Assigned task –
Scan the entries and tally the lines that include the string "this". Reply with the figure alone.

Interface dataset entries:
--- START ---

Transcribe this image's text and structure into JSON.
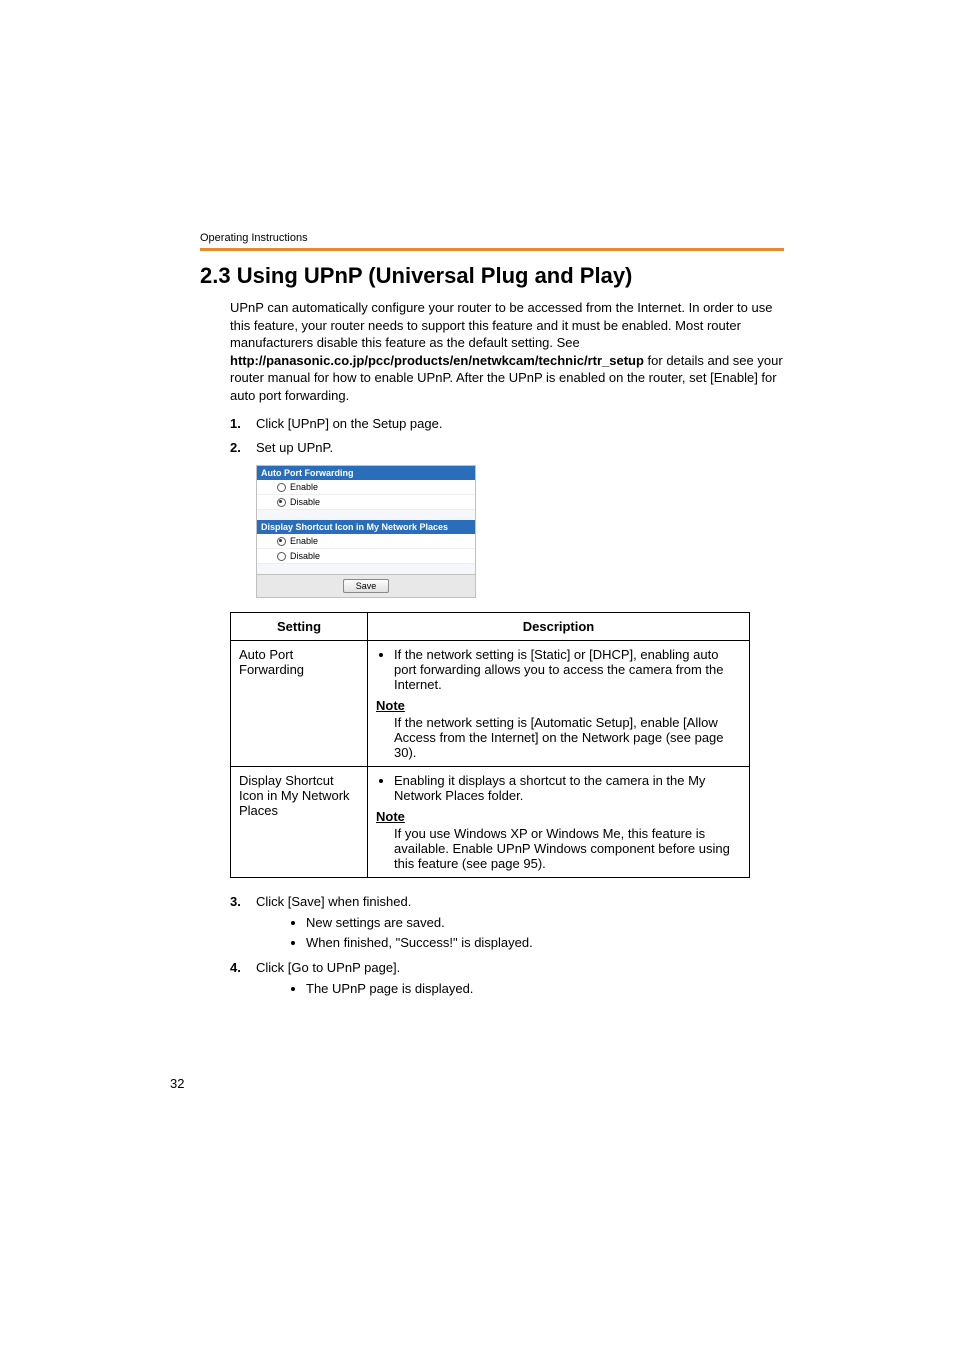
{
  "running_header": "Operating Instructions",
  "section_title": "2.3   Using UPnP (Universal Plug and Play)",
  "intro": {
    "pre": "UPnP can automatically configure your router to be accessed from the Internet. In order to use this feature, your router needs to support this feature and it must be enabled. Most router manufacturers disable this feature as the default setting. See ",
    "bold_url": "http://panasonic.co.jp/pcc/products/en/netwkcam/technic/rtr_setup",
    "post": " for details and see your router manual for how to enable UPnP. After the UPnP is enabled on the router, set [Enable] for auto port forwarding."
  },
  "steps_top": [
    {
      "n": "1.",
      "text": "Click [UPnP] on the Setup page."
    },
    {
      "n": "2.",
      "text": "Set up UPnP."
    }
  ],
  "ui": {
    "header1": "Auto Port Forwarding",
    "opt_enable": "Enable",
    "opt_disable": "Disable",
    "header2": "Display Shortcut Icon in My Network Places",
    "save": "Save"
  },
  "table": {
    "col_setting": "Setting",
    "col_description": "Description",
    "rows": [
      {
        "setting": "Auto Port Forwarding",
        "bullet": "If the network setting is [Static] or [DHCP], enabling auto port forwarding allows you to access the camera from the Internet.",
        "note_label": "Note",
        "note_body": "If the network setting is [Automatic Setup], enable [Allow Access from the Internet] on the Network page (see page 30)."
      },
      {
        "setting": "Display Shortcut Icon in My Network Places",
        "bullet": "Enabling it displays a shortcut to the camera in the My Network Places folder.",
        "note_label": "Note",
        "note_body": "If you use Windows XP or Windows Me, this feature is available. Enable UPnP Windows component before using this feature (see page 95)."
      }
    ]
  },
  "steps_bottom": [
    {
      "n": "3.",
      "text": "Click [Save] when finished.",
      "subs": [
        "New settings are saved.",
        "When finished, \"Success!\" is displayed."
      ]
    },
    {
      "n": "4.",
      "text": "Click [Go to UPnP page].",
      "subs": [
        "The UPnP page is displayed."
      ]
    }
  ],
  "page_number": "32"
}
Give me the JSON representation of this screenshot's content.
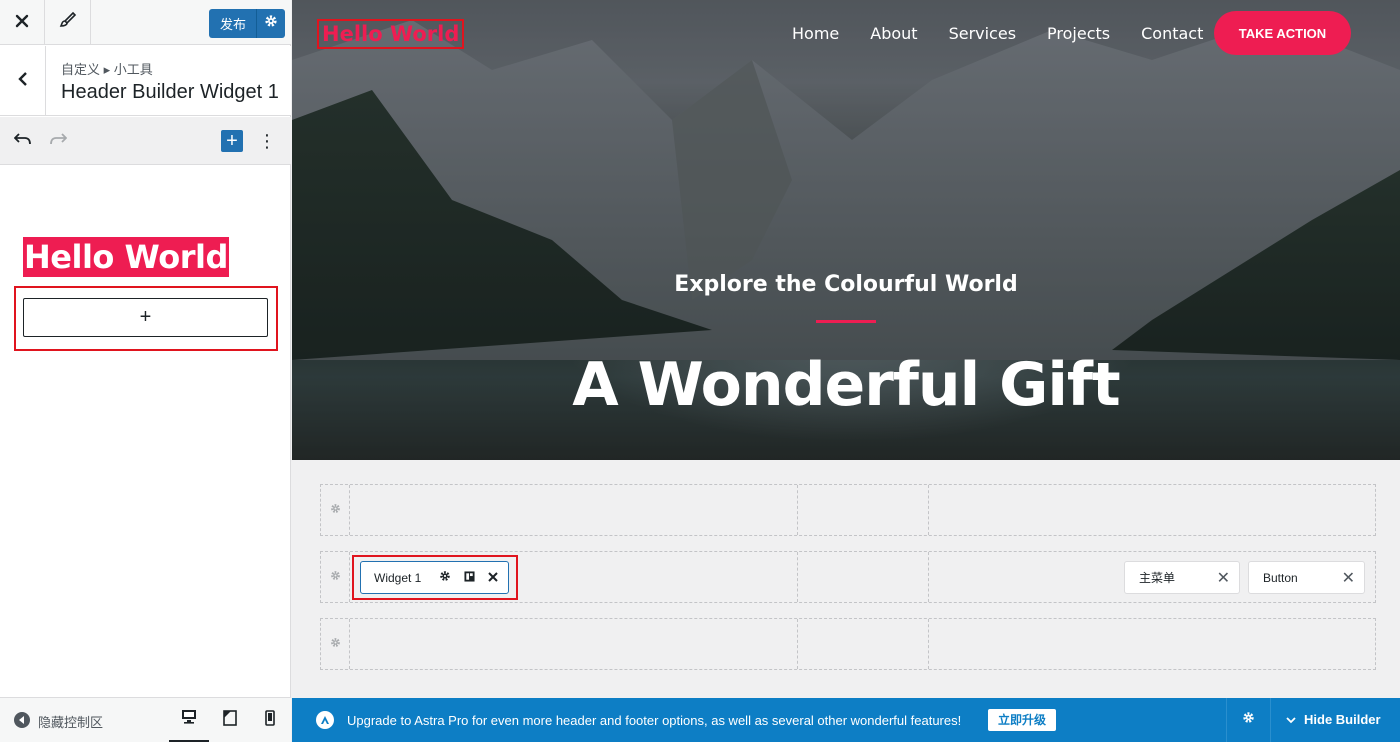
{
  "customizer": {
    "publish_label": "发布",
    "breadcrumb": "自定义 ▸ 小工具",
    "section_title": "Header Builder Widget 1",
    "block_title": "Hello World",
    "add_block_symbol": "+",
    "appender_symbol": "+",
    "more_symbol": "⋮",
    "hide_controls_label": "隐藏控制区"
  },
  "preview": {
    "site_logo": "Hello World",
    "nav": [
      "Home",
      "About",
      "Services",
      "Projects",
      "Contact"
    ],
    "cta_label": "TAKE ACTION",
    "hero_subtitle": "Explore the Colourful World",
    "hero_title": "A Wonderful Gift"
  },
  "builder": {
    "widget_label": "Widget 1",
    "menu_item_label": "主菜单",
    "button_item_label": "Button",
    "remove_symbol": "✕"
  },
  "upgrade_bar": {
    "message": "Upgrade to Astra Pro for even more header and footer options, as well as several other wonderful features!",
    "upgrade_button": "立即升级",
    "hide_builder_label": "Hide Builder"
  },
  "colors": {
    "accent_pink": "#ee1d52",
    "wp_blue": "#2271b1",
    "astra_blue": "#0d7ec5",
    "highlight_red": "#e0141e"
  }
}
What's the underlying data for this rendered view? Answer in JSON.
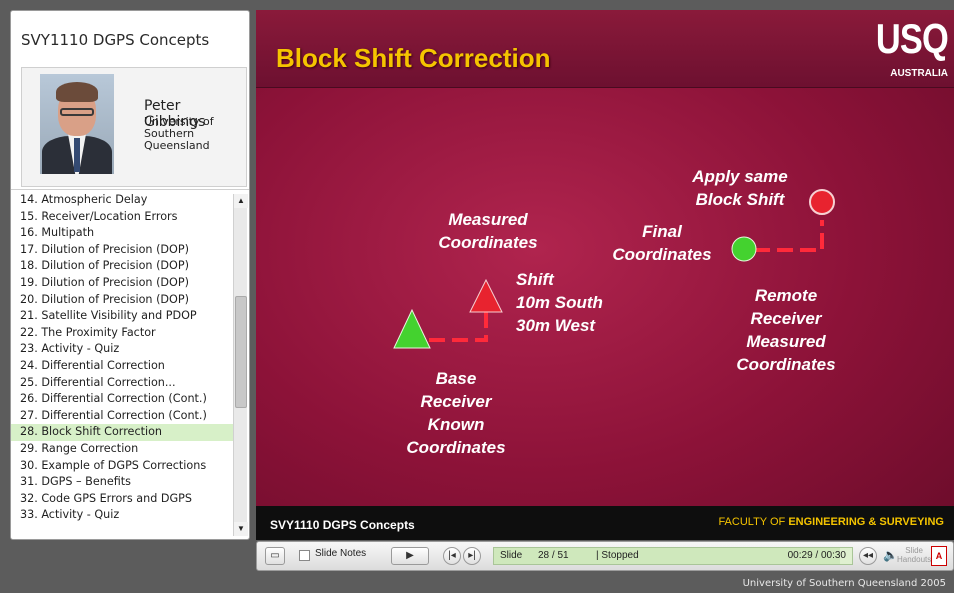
{
  "sidebar": {
    "course_title": "SVY1110 DGPS Concepts",
    "presenter_name": "Peter Gibbings",
    "presenter_org": "University of Southern Queensland",
    "outline": [
      "14. Atmospheric Delay",
      "15. Receiver/Location Errors",
      "16. Multipath",
      "17. Dilution of Precision (DOP)",
      "18. Dilution of Precision (DOP)",
      "19. Dilution of Precision (DOP)",
      "20. Dilution of Precision (DOP)",
      "21. Satellite Visibility and PDOP",
      "22. The Proximity Factor",
      "23. Activity - Quiz",
      "24. Differential Correction",
      "25. Differential Correction...",
      "26. Differential Correction (Cont.)",
      "27. Differential Correction (Cont.)",
      "28. Block Shift Correction",
      "29. Range Correction",
      "30. Example of DGPS Corrections",
      "31. DGPS – Benefits",
      "32. Code GPS Errors and DGPS",
      "33. Activity - Quiz"
    ],
    "selected_index": 14
  },
  "slide": {
    "title": "Block Shift Correction",
    "logo_text": "USQ",
    "logo_sub": "AUSTRALIA",
    "footer_left": "SVY1110 DGPS Concepts",
    "footer_right_prefix": "FACULTY OF",
    "footer_right_bold": "ENGINEERING & SURVEYING",
    "labels": {
      "measured": [
        "Measured",
        "Coordinates"
      ],
      "shift": [
        "Shift",
        "10m South",
        "30m West"
      ],
      "base": [
        "Base",
        "Receiver",
        "Known",
        "Coordinates"
      ],
      "apply": [
        "Apply same",
        "Block Shift"
      ],
      "final": [
        "Final",
        "Coordinates"
      ],
      "remote": [
        "Remote",
        "Receiver",
        "Measured",
        "Coordinates"
      ]
    },
    "colors": {
      "title": "#f5c400",
      "green_marker": "#44d22f",
      "red_marker": "#e8232f",
      "connector": "#ff2a3a"
    }
  },
  "controls": {
    "slide_notes_label": "Slide Notes",
    "slide_label": "Slide",
    "slide_position": "28 / 51",
    "status": "| Stopped",
    "time": "00:29 / 00:30",
    "progress_fraction": 0.967,
    "handouts_label_1": "Slide",
    "handouts_label_2": "Handouts"
  },
  "copyright": "University of Southern Queensland 2005"
}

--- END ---

Exercise answer –
5